Work required: What is the number of lines in these entries that include "heading"? Write that number and no other text.

Dataset rows describing interfaces:

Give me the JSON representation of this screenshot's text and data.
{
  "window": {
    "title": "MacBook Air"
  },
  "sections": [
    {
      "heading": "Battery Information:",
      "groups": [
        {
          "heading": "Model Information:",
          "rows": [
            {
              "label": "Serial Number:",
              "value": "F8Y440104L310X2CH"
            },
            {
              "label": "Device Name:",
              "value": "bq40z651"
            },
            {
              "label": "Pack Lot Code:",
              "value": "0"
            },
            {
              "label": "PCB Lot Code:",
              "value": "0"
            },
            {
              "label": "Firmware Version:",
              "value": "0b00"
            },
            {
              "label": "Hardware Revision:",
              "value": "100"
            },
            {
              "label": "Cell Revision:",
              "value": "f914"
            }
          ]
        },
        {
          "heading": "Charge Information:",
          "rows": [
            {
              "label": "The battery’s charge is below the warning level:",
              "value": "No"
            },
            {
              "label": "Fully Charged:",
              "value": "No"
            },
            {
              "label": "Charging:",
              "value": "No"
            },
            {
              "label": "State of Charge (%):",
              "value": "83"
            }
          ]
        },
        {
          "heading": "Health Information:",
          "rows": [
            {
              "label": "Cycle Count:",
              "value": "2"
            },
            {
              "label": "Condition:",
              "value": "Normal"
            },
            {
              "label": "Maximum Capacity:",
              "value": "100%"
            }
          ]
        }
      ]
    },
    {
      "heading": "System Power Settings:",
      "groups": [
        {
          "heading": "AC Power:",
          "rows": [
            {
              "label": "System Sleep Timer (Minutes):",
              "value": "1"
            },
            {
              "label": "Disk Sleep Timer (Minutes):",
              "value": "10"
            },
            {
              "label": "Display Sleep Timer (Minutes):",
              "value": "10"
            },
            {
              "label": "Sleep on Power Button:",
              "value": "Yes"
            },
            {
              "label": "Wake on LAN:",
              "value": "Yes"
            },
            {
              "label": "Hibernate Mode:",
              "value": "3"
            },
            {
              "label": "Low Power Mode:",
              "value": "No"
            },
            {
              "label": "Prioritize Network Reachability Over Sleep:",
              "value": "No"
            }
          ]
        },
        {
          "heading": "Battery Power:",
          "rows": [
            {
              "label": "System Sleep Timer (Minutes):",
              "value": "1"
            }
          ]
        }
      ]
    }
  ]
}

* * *

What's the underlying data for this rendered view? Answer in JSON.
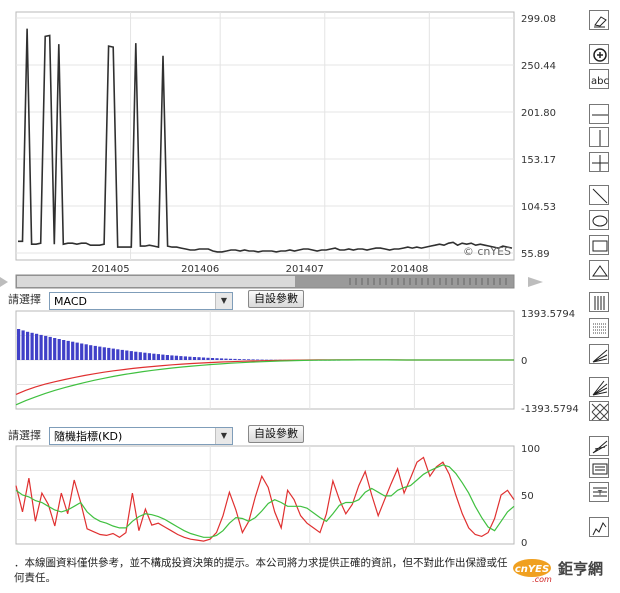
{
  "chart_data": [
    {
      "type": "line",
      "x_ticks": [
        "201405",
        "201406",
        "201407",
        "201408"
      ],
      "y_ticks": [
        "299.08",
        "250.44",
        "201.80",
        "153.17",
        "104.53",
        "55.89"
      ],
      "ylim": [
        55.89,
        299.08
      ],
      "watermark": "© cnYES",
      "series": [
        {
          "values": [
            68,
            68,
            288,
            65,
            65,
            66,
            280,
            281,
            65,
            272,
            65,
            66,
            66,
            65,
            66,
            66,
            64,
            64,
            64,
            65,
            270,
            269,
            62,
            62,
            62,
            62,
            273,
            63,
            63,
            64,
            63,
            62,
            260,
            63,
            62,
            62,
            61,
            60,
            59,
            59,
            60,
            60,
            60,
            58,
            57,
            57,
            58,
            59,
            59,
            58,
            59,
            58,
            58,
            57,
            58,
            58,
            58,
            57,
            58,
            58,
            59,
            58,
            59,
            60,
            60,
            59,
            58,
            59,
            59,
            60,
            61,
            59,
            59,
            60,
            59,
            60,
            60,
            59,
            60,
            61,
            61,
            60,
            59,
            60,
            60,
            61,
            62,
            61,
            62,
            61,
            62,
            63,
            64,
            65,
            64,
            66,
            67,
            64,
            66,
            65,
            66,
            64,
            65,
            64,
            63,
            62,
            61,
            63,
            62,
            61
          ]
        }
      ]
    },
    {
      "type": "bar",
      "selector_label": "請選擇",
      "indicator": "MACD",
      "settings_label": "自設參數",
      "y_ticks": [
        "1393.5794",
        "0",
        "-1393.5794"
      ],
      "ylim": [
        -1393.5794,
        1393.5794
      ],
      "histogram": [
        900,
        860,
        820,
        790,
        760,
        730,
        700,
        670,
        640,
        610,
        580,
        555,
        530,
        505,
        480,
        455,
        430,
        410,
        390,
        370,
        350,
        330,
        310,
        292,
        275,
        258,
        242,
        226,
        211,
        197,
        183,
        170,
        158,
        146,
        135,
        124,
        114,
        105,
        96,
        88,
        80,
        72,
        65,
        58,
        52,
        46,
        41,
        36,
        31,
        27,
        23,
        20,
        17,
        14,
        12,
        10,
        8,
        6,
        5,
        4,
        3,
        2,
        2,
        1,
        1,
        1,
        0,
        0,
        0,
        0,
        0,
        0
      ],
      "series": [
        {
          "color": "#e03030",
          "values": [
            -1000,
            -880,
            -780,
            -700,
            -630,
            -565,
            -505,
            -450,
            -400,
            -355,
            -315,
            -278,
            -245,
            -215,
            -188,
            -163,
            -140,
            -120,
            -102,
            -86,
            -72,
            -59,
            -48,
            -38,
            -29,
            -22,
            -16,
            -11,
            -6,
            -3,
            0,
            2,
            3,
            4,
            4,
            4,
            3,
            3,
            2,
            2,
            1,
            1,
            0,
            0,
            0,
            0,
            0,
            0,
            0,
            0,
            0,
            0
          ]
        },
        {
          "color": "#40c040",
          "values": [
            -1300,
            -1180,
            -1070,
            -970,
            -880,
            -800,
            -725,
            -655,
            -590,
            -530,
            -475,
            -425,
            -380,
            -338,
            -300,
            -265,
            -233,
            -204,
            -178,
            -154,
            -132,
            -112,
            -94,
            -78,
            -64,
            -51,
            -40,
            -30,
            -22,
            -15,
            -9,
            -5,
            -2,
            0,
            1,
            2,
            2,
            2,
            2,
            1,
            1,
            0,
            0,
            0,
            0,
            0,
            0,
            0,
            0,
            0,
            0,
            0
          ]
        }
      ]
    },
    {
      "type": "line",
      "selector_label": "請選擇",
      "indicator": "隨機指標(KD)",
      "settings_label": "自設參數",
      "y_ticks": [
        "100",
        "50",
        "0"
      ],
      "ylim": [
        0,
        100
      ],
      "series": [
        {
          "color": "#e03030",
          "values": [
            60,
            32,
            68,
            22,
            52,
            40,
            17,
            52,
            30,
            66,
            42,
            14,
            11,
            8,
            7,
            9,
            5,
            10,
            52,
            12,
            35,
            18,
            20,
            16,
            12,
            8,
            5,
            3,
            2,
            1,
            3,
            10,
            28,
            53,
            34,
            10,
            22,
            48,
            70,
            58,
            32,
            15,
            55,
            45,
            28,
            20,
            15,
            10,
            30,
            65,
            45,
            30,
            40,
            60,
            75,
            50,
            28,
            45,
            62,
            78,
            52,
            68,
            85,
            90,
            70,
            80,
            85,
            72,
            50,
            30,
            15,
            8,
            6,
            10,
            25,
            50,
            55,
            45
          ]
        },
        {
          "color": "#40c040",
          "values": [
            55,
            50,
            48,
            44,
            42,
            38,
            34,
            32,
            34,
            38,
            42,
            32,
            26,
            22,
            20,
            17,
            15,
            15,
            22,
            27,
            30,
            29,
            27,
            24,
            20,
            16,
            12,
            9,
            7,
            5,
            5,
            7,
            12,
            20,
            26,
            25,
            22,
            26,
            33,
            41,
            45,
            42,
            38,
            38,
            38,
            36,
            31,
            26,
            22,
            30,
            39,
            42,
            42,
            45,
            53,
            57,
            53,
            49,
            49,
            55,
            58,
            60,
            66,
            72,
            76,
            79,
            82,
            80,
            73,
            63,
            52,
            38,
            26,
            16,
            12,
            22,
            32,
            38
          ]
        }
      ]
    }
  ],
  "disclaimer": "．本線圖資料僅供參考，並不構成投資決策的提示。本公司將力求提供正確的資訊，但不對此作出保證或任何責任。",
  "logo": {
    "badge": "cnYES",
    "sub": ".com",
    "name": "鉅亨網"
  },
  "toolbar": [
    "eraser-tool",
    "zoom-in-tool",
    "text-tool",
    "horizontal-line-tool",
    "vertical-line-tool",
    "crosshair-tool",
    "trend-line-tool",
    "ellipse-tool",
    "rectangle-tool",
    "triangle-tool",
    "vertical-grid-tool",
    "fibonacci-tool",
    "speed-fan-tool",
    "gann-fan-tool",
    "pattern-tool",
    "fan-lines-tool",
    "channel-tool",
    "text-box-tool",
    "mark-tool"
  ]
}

Solution: 7